**Task instructions:** Each of the records below must be reproduced verbatim.

**Raw data:**
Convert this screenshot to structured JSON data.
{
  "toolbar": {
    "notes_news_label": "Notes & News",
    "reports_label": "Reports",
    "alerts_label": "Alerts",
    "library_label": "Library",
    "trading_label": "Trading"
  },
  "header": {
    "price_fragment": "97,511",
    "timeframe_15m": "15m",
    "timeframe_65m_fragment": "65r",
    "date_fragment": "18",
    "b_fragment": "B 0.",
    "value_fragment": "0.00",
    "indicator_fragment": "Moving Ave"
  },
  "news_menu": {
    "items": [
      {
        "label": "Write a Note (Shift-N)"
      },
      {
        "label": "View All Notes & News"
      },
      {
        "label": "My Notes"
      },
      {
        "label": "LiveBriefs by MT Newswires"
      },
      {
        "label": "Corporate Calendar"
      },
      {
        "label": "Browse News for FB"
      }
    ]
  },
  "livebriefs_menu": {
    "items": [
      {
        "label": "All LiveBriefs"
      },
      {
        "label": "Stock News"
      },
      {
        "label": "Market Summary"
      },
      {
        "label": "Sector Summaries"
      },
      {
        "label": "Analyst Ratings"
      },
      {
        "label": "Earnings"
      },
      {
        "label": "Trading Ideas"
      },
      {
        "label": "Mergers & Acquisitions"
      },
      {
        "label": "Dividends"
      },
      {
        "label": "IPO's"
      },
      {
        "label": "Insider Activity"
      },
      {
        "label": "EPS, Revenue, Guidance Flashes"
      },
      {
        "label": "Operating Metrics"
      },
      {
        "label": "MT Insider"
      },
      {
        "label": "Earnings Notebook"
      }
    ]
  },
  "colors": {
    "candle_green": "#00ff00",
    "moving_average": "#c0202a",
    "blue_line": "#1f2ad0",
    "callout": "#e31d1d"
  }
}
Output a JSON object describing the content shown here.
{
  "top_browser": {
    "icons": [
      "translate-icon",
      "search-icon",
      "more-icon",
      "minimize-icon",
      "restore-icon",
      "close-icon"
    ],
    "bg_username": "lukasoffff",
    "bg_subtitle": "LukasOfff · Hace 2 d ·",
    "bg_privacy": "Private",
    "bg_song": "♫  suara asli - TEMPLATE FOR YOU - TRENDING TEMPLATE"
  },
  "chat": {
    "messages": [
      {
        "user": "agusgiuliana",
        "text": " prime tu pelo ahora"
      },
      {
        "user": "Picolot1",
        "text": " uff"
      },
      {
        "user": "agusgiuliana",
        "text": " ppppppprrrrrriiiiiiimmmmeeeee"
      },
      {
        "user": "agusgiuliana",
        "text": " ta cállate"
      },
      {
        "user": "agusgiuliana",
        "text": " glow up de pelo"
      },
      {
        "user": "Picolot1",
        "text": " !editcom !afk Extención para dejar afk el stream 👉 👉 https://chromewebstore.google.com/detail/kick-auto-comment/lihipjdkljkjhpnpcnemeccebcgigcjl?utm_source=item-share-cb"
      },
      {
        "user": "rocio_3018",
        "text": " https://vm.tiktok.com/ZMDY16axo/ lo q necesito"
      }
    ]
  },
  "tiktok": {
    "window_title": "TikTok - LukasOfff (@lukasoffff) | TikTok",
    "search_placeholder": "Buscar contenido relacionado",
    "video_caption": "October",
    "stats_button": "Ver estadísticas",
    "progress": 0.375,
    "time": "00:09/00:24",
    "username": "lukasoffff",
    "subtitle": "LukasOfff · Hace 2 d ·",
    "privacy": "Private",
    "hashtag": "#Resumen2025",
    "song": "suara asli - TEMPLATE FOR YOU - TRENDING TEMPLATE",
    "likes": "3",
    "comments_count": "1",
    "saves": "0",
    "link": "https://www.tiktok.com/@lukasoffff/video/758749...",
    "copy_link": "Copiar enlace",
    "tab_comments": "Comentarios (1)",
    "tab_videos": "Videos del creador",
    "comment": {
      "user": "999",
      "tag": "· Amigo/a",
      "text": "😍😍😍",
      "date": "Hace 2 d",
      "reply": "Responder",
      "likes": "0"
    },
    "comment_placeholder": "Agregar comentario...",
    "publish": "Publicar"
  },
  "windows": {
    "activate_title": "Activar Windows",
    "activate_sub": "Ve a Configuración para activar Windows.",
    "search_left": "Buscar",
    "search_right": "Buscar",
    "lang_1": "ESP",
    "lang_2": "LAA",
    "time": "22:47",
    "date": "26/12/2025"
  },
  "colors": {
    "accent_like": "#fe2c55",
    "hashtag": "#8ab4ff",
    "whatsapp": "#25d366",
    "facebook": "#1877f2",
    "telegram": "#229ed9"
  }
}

**Worked solution:**
Convert this screenshot to structured JSON data.
{
  "toolbar": {
    "notes_news_label": "Notes & News",
    "reports_label": "Reports",
    "alerts_label": "Alerts",
    "library_label": "Library",
    "trading_label": "Trading"
  },
  "header": {
    "price_fragment": "97,511",
    "timeframe_15m": "15m",
    "timeframe_65m_fragment": "65r",
    "date_fragment": "18",
    "b_fragment": "B 0.",
    "value_fragment": "0.00",
    "indicator_fragment": "Moving Ave"
  },
  "news_menu": {
    "items": [
      {
        "label": "Write a Note (Shift-N)"
      },
      {
        "label": "View All Notes & News"
      },
      {
        "label": "My Notes"
      },
      {
        "label": "LiveBriefs by MT Newswires"
      },
      {
        "label": "Corporate Calendar"
      },
      {
        "label": "Browse News for FB"
      }
    ]
  },
  "livebriefs_menu": {
    "items": [
      {
        "label": "All LiveBriefs"
      },
      {
        "label": "Stock News"
      },
      {
        "label": "Market Summary"
      },
      {
        "label": "Sector Summaries"
      },
      {
        "label": "Analyst Ratings"
      },
      {
        "label": "Earnings"
      },
      {
        "label": "Trading Ideas"
      },
      {
        "label": "Mergers & Acquisitions"
      },
      {
        "label": "Dividends"
      },
      {
        "label": "IPO's"
      },
      {
        "label": "Insider Activity"
      },
      {
        "label": "EPS, Revenue, Guidance Flashes"
      },
      {
        "label": "Operating Metrics"
      },
      {
        "label": "MT Insider"
      },
      {
        "label": "Earnings Notebook"
      }
    ]
  },
  "colors": {
    "candle_green": "#00ff00",
    "moving_average": "#c0202a",
    "blue_line": "#1f2ad0",
    "callout": "#e31d1d"
  }
}
Output a JSON object describing the content shown here.
{
  "top_browser": {
    "icons": [
      "translate-icon",
      "search-icon",
      "more-icon",
      "minimize-icon",
      "restore-icon",
      "close-icon"
    ],
    "bg_username": "lukasoffff",
    "bg_subtitle": "LukasOfff · Hace 2 d ·",
    "bg_privacy": "Private",
    "bg_song": "♫  suara asli - TEMPLATE FOR YOU - TRENDING TEMPLATE"
  },
  "chat": {
    "messages": [
      {
        "user": "agusgiuliana",
        "text": " prime tu pelo ahora"
      },
      {
        "user": "Picolot1",
        "text": " uff"
      },
      {
        "user": "agusgiuliana",
        "text": " ppppppprrrrrriiiiiiimmmmeeeee"
      },
      {
        "user": "agusgiuliana",
        "text": " ta cállate"
      },
      {
        "user": "agusgiuliana",
        "text": " glow up de pelo"
      },
      {
        "user": "Picolot1",
        "text": " !editcom !afk Extención para dejar afk el stream 👉 👉 https://chromewebstore.google.com/detail/kick-auto-comment/lihipjdkljkjhpnpcnemeccebcgigcjl?utm_source=item-share-cb"
      },
      {
        "user": "rocio_3018",
        "text": " https://vm.tiktok.com/ZMDY16axo/ lo q necesito"
      }
    ]
  },
  "tiktok": {
    "window_title": "TikTok - LukasOfff (@lukasoffff) | TikTok",
    "search_placeholder": "Buscar contenido relacionado",
    "video_caption": "October",
    "stats_button": "Ver estadísticas",
    "progress": 0.375,
    "time": "00:09/00:24",
    "username": "lukasoffff",
    "subtitle": "LukasOfff · Hace 2 d ·",
    "privacy": "Private",
    "hashtag": "#Resumen2025",
    "song": "suara asli - TEMPLATE FOR YOU - TRENDING TEMPLATE",
    "likes": "3",
    "comments_count": "1",
    "saves": "0",
    "link": "https://www.tiktok.com/@lukasoffff/video/758749...",
    "copy_link": "Copiar enlace",
    "tab_comments": "Comentarios (1)",
    "tab_videos": "Videos del creador",
    "comment": {
      "user": "999",
      "tag": "· Amigo/a",
      "text": "😍😍😍",
      "date": "Hace 2 d",
      "reply": "Responder",
      "likes": "0"
    },
    "comment_placeholder": "Agregar comentario...",
    "publish": "Publicar"
  },
  "windows": {
    "activate_title": "Activar Windows",
    "activate_sub": "Ve a Configuración para activar Windows.",
    "search_left": "Buscar",
    "search_right": "Buscar",
    "lang_1": "ESP",
    "lang_2": "LAA",
    "time": "22:47",
    "date": "26/12/2025"
  },
  "colors": {
    "accent_like": "#fe2c55",
    "hashtag": "#8ab4ff",
    "whatsapp": "#25d366",
    "facebook": "#1877f2",
    "telegram": "#229ed9"
  }
}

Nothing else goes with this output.